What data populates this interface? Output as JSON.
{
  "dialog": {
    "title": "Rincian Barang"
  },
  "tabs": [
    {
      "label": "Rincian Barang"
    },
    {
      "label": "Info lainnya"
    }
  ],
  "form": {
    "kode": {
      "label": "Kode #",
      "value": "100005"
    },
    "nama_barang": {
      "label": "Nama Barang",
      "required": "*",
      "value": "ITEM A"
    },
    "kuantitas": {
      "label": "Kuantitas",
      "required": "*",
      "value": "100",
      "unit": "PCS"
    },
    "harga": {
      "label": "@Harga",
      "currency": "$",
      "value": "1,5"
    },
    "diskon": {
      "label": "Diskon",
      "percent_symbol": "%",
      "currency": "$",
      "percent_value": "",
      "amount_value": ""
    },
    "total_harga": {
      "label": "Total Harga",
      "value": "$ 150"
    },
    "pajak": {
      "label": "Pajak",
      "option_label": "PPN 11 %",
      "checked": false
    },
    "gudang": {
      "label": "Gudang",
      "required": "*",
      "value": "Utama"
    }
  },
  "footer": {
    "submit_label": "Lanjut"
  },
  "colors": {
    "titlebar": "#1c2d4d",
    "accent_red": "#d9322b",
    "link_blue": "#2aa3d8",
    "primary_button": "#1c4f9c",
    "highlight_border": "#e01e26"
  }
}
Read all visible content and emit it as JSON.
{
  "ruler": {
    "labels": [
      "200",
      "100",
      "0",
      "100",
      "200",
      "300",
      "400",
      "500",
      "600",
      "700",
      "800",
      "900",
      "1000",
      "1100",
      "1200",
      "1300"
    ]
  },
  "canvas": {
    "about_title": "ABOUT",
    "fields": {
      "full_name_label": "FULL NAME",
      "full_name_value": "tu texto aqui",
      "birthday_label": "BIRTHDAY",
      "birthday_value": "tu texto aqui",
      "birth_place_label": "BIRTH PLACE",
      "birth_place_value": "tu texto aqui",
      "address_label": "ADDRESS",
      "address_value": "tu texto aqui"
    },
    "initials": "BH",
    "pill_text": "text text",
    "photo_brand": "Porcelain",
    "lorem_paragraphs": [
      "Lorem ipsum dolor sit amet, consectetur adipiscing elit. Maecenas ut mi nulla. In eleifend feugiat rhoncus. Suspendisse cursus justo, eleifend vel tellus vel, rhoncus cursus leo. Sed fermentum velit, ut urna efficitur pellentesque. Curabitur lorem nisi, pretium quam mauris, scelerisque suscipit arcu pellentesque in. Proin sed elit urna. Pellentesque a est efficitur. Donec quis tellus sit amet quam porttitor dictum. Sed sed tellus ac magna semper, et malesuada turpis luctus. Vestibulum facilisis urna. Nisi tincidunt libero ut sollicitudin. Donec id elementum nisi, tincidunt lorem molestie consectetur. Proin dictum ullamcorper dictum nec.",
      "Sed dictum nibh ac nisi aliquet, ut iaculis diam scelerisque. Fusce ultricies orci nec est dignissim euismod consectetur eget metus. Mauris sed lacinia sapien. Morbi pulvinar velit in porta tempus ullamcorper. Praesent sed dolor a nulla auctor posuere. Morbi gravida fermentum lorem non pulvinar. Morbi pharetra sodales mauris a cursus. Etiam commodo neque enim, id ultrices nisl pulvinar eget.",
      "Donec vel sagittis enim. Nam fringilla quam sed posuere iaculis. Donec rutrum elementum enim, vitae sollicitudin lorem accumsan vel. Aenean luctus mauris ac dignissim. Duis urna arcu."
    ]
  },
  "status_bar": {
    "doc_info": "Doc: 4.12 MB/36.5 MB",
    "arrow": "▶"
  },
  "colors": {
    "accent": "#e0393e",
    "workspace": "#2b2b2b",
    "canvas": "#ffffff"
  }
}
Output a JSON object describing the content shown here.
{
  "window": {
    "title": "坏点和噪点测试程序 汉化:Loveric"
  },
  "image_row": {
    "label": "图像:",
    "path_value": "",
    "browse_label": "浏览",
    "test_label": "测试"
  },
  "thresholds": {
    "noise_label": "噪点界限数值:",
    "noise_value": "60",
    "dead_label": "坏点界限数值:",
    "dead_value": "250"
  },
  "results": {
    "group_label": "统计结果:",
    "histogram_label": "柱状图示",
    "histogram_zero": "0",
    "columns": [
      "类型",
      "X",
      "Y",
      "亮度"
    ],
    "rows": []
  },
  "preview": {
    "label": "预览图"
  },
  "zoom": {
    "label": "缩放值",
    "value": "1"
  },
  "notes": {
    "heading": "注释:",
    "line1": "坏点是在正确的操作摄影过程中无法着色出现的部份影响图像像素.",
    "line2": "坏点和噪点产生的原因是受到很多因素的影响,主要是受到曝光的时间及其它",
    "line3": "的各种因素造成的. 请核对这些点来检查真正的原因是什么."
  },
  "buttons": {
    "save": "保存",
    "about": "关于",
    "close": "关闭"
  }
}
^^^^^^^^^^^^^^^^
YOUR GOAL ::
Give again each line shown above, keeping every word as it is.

RESULT OF THE TASK ::
What data populates this interface? Output as JSON.
{
  "dialog": {
    "title": "Rincian Barang"
  },
  "tabs": [
    {
      "label": "Rincian Barang"
    },
    {
      "label": "Info lainnya"
    }
  ],
  "form": {
    "kode": {
      "label": "Kode #",
      "value": "100005"
    },
    "nama_barang": {
      "label": "Nama Barang",
      "required": "*",
      "value": "ITEM A"
    },
    "kuantitas": {
      "label": "Kuantitas",
      "required": "*",
      "value": "100",
      "unit": "PCS"
    },
    "harga": {
      "label": "@Harga",
      "currency": "$",
      "value": "1,5"
    },
    "diskon": {
      "label": "Diskon",
      "percent_symbol": "%",
      "currency": "$",
      "percent_value": "",
      "amount_value": ""
    },
    "total_harga": {
      "label": "Total Harga",
      "value": "$ 150"
    },
    "pajak": {
      "label": "Pajak",
      "option_label": "PPN 11 %",
      "checked": false
    },
    "gudang": {
      "label": "Gudang",
      "required": "*",
      "value": "Utama"
    }
  },
  "footer": {
    "submit_label": "Lanjut"
  },
  "colors": {
    "titlebar": "#1c2d4d",
    "accent_red": "#d9322b",
    "link_blue": "#2aa3d8",
    "primary_button": "#1c4f9c",
    "highlight_border": "#e01e26"
  }
}
Read all visible content and emit it as JSON.
{
  "ruler": {
    "labels": [
      "200",
      "100",
      "0",
      "100",
      "200",
      "300",
      "400",
      "500",
      "600",
      "700",
      "800",
      "900",
      "1000",
      "1100",
      "1200",
      "1300"
    ]
  },
  "canvas": {
    "about_title": "ABOUT",
    "fields": {
      "full_name_label": "FULL NAME",
      "full_name_value": "tu texto aqui",
      "birthday_label": "BIRTHDAY",
      "birthday_value": "tu texto aqui",
      "birth_place_label": "BIRTH PLACE",
      "birth_place_value": "tu texto aqui",
      "address_label": "ADDRESS",
      "address_value": "tu texto aqui"
    },
    "initials": "BH",
    "pill_text": "text text",
    "photo_brand": "Porcelain",
    "lorem_paragraphs": [
      "Lorem ipsum dolor sit amet, consectetur adipiscing elit. Maecenas ut mi nulla. In eleifend feugiat rhoncus. Suspendisse cursus justo, eleifend vel tellus vel, rhoncus cursus leo. Sed fermentum velit, ut urna efficitur pellentesque. Curabitur lorem nisi, pretium quam mauris, scelerisque suscipit arcu pellentesque in. Proin sed elit urna. Pellentesque a est efficitur. Donec quis tellus sit amet quam porttitor dictum. Sed sed tellus ac magna semper, et malesuada turpis luctus. Vestibulum facilisis urna. Nisi tincidunt libero ut sollicitudin. Donec id elementum nisi, tincidunt lorem molestie consectetur. Proin dictum ullamcorper dictum nec.",
      "Sed dictum nibh ac nisi aliquet, ut iaculis diam scelerisque. Fusce ultricies orci nec est dignissim euismod consectetur eget metus. Mauris sed lacinia sapien. Morbi pulvinar velit in porta tempus ullamcorper. Praesent sed dolor a nulla auctor posuere. Morbi gravida fermentum lorem non pulvinar. Morbi pharetra sodales mauris a cursus. Etiam commodo neque enim, id ultrices nisl pulvinar eget.",
      "Donec vel sagittis enim. Nam fringilla quam sed posuere iaculis. Donec rutrum elementum enim, vitae sollicitudin lorem accumsan vel. Aenean luctus mauris ac dignissim. Duis urna arcu."
    ]
  },
  "status_bar": {
    "doc_info": "Doc: 4.12 MB/36.5 MB",
    "arrow": "▶"
  },
  "colors": {
    "accent": "#e0393e",
    "workspace": "#2b2b2b",
    "canvas": "#ffffff"
  }
}
Output a JSON object describing the content shown here.
{
  "window": {
    "title": "坏点和噪点测试程序 汉化:Loveric"
  },
  "image_row": {
    "label": "图像:",
    "path_value": "",
    "browse_label": "浏览",
    "test_label": "测试"
  },
  "thresholds": {
    "noise_label": "噪点界限数值:",
    "noise_value": "60",
    "dead_label": "坏点界限数值:",
    "dead_value": "250"
  },
  "results": {
    "group_label": "统计结果:",
    "histogram_label": "柱状图示",
    "histogram_zero": "0",
    "columns": [
      "类型",
      "X",
      "Y",
      "亮度"
    ],
    "rows": []
  },
  "preview": {
    "label": "预览图"
  },
  "zoom": {
    "label": "缩放值",
    "value": "1"
  },
  "notes": {
    "heading": "注释:",
    "line1": "坏点是在正确的操作摄影过程中无法着色出现的部份影响图像像素.",
    "line2": "坏点和噪点产生的原因是受到很多因素的影响,主要是受到曝光的时间及其它",
    "line3": "的各种因素造成的. 请核对这些点来检查真正的原因是什么."
  },
  "buttons": {
    "save": "保存",
    "about": "关于",
    "close": "关闭"
  }
}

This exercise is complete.